I sat on a panel today at the Government Open Source Convention with folks from SUN, IBM, Adobe, and the OpenDocument Foundation. I have been remiss in blogging as of late due to an absolute tidal wave of work that has taken time away from posting out my thoughts. I'm sure some of you have been deeply disappointed with my silence. :-)
Before I share my thoughts on the panel - I would like to thank Andy Stein (Director of IT for the City of Newport News, VA) for doing such a great job moderating the panel. Unlike some panels where things rat-hole and the breadth of an issue doesn't get touched upon - Andy kept us in line and moving through topics. Not easy with five opinionated people sharing the stage.
There were two things that struck me from the conversation:
The panel started with a presentation from the OpenDocument Foundation. This is an organization whose charter states that they will promote ODF. (I almost want to write that twice...) They are now saying that commercial interests have so distorted the goals of ODF that they have decided a different document format is really the way to go. They are advocating a move to the W3C Compound Document Format.
Ok, I know Rob Weir has already written a big piece on this and is working hard to distance the real ODF crowd from the...well...unreal ODF crowd. More on this later.
As I mentioned, the panel also had Jim King, the technical lead for Adobe's ISO efforts on PDF. Ah, here is a different document format that is rather broadly used as well. I would question Jim's statement that there are more documents in PDF than in any other format. That is most certainly true online - but saved on hard drives around the world? My guess is that MS Office formats would be more common - but that is conjecture on my part. But I digress. The fact is, they have done innovative work on document formats of a different sort and are standardizing that work. But, Jim went on to share the fact that they too have a "XML friendly" document format up on their site for you to use as well.
And, there is ODF.
And there is UOF.
And there are >100 vertical industry document formats using XML.
And (and this is a biggie) these formats progress and change over time so ODF 1.0 docs will need to be addressed by apps built only to work with ODF 1.2 (for example)
So, I am a bit baffled with the "there should be only one" discussion still going on. Is it possible that document formats represent a different space than something like a network protocol? That ultimately, the document formats really are a representation of features/functions of the apps that use them, and that since this is software - translation really is the answer? Hasn't that always been the answer? Isn't that why software is SO VERY different from the physical world?
Tearing Down Instead of Building Up
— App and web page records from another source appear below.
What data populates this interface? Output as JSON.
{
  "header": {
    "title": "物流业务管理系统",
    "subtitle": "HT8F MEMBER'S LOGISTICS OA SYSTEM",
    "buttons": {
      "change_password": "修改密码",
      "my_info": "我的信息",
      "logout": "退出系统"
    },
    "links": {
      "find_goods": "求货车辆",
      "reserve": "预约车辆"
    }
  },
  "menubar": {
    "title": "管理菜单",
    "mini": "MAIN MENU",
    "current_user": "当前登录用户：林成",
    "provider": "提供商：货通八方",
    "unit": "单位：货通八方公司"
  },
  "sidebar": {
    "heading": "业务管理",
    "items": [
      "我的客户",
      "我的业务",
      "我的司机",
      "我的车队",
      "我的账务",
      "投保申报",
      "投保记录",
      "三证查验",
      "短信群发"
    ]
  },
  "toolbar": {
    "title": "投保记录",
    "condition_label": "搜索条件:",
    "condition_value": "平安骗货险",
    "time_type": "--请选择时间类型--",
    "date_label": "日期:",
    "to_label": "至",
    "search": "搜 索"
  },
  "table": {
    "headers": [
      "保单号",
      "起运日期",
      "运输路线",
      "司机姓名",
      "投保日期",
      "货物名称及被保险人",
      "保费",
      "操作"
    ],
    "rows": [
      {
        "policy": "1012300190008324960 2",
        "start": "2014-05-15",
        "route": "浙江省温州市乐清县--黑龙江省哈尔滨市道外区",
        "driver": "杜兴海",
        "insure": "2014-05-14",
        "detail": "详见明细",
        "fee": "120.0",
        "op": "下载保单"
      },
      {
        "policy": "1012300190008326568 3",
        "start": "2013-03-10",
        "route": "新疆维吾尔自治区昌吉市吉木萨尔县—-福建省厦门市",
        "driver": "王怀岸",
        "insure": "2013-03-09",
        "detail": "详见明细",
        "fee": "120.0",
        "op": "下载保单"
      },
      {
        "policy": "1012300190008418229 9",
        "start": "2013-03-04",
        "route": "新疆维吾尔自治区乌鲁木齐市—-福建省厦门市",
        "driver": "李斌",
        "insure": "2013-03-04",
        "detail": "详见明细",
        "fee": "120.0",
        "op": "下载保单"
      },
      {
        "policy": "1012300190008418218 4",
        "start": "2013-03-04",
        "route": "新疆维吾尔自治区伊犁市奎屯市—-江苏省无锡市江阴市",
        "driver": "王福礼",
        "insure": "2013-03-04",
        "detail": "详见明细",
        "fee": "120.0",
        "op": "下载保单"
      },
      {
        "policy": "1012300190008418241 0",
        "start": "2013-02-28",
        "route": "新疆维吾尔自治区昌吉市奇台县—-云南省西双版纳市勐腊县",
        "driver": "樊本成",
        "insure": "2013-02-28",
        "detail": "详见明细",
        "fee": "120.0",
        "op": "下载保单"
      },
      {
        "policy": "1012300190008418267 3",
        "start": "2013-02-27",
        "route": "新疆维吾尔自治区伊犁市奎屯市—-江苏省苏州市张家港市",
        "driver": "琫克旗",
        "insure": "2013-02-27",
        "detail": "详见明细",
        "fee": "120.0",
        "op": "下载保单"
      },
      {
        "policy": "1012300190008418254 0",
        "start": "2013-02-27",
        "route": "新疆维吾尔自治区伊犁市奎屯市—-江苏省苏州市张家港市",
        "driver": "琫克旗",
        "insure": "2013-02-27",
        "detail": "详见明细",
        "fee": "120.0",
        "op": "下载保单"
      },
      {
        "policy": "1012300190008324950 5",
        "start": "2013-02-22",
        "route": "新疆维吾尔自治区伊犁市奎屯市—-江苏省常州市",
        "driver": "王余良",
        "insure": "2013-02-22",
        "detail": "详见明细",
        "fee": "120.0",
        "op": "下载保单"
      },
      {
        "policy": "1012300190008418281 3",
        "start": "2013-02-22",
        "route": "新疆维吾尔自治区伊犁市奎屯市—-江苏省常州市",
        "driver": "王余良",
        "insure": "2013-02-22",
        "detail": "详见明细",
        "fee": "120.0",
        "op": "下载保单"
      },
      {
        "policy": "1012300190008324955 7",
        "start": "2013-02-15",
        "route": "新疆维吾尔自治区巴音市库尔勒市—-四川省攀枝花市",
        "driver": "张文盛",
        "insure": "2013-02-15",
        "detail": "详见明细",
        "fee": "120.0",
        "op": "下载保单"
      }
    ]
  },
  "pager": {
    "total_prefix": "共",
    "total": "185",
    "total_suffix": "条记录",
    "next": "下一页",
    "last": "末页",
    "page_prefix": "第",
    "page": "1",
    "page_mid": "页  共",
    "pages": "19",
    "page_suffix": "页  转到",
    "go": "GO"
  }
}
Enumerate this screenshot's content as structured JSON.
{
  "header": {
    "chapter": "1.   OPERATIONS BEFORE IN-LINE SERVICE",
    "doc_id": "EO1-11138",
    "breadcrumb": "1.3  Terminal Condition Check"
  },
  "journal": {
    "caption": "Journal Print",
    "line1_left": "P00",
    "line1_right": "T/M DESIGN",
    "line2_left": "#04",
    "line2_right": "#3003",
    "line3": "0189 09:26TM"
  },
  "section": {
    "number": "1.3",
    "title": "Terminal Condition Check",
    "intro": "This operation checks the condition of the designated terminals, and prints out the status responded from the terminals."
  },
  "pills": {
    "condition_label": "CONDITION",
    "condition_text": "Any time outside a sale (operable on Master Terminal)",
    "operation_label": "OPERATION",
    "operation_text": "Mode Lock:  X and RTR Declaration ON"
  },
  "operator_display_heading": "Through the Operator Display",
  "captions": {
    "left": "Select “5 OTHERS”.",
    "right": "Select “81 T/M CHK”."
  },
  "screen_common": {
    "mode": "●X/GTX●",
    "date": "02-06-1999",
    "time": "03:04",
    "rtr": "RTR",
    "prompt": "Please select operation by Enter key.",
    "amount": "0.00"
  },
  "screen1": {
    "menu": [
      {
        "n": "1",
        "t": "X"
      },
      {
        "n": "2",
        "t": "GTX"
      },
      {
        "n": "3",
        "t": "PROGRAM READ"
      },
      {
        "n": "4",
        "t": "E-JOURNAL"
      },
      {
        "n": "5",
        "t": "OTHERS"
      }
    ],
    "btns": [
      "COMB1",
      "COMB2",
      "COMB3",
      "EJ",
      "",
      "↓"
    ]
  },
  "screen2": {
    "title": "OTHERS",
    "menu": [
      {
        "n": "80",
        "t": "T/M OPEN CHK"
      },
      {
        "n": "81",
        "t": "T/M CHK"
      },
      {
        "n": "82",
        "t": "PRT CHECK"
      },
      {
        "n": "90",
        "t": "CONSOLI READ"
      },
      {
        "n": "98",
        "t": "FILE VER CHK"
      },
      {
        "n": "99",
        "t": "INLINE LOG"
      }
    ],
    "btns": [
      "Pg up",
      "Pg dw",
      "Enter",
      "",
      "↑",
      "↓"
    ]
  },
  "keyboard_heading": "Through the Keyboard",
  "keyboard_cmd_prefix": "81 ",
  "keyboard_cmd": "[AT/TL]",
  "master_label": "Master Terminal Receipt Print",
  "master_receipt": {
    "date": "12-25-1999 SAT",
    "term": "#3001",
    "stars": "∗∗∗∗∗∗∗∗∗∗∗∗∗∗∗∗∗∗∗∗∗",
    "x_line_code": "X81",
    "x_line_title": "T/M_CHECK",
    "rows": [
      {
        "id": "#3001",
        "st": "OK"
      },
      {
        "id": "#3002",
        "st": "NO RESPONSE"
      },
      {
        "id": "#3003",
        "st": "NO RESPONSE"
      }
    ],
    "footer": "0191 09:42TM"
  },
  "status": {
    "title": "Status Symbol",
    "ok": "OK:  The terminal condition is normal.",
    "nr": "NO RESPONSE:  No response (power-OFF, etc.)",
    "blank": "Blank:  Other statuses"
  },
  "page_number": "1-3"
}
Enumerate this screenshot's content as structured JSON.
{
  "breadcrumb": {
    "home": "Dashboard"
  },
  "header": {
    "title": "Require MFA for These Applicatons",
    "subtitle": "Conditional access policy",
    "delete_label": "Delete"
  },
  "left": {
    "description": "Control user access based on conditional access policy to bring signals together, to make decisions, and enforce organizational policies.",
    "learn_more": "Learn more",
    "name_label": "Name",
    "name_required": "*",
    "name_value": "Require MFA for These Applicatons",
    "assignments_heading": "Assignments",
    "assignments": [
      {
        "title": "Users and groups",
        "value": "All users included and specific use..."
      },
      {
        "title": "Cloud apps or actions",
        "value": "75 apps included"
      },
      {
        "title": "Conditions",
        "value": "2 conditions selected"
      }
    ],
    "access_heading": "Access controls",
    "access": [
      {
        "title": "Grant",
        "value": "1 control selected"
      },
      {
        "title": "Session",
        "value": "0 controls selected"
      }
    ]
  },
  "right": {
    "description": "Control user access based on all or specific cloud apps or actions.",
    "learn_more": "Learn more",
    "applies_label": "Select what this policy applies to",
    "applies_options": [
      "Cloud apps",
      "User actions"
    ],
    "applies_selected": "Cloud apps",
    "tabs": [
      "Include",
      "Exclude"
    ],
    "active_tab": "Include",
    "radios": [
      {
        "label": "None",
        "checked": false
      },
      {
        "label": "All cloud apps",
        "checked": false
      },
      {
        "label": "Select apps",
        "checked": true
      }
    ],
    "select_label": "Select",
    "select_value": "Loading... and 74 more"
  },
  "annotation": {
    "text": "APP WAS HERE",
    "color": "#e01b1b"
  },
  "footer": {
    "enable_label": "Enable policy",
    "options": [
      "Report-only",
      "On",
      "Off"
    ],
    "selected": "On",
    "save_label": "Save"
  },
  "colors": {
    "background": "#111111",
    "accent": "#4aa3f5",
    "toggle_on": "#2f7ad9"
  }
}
I really don't want to point fingers or get into an issue of personal style here. The panel members were all professionals working on things they care deeply about. All good on that point. I am just not convinced that putting so much effort into tearing down Open XML actually achieves the stated goals of those interested in the benefits of open documents.
Open XML will be broadly used throughout the world. I don't think this is in question today. Be it through the negative lens applied by many to the adoption rate of Microsoft Office - or through my own bias of the fact that we are seeing hundreds of implementations with the promise of many, many more - it is going to be used.
So, we get back to a fundamental question - is it a good thing for Open XML to be a standard vs. something completely controlled by Microsoft?
Before many of the pro-ODF crowd flame me - I reject your claims that it is still under our control today. the TC at Ecma working on this is made up of 20+ orgs. and the long-term maintenance proposal of the JTC-1 spec has already been proposed to keep the JTC-1 and Ecma specs in line with each other (snarky aside: this has not been the case with ODF 1.1 and 1.2...maybe it will happen with 1.3).
It is fundamentally better to have the specification be available as an international standard considering the global adoption of Open XML. The core team focused on tearing down Open XML are acting against the interests of tens of thousands of organizations, millions of users, and certainly most governments around the world.
Anyway - it was an interesting day today. Thanks to the other panel members for a really sharp conversation.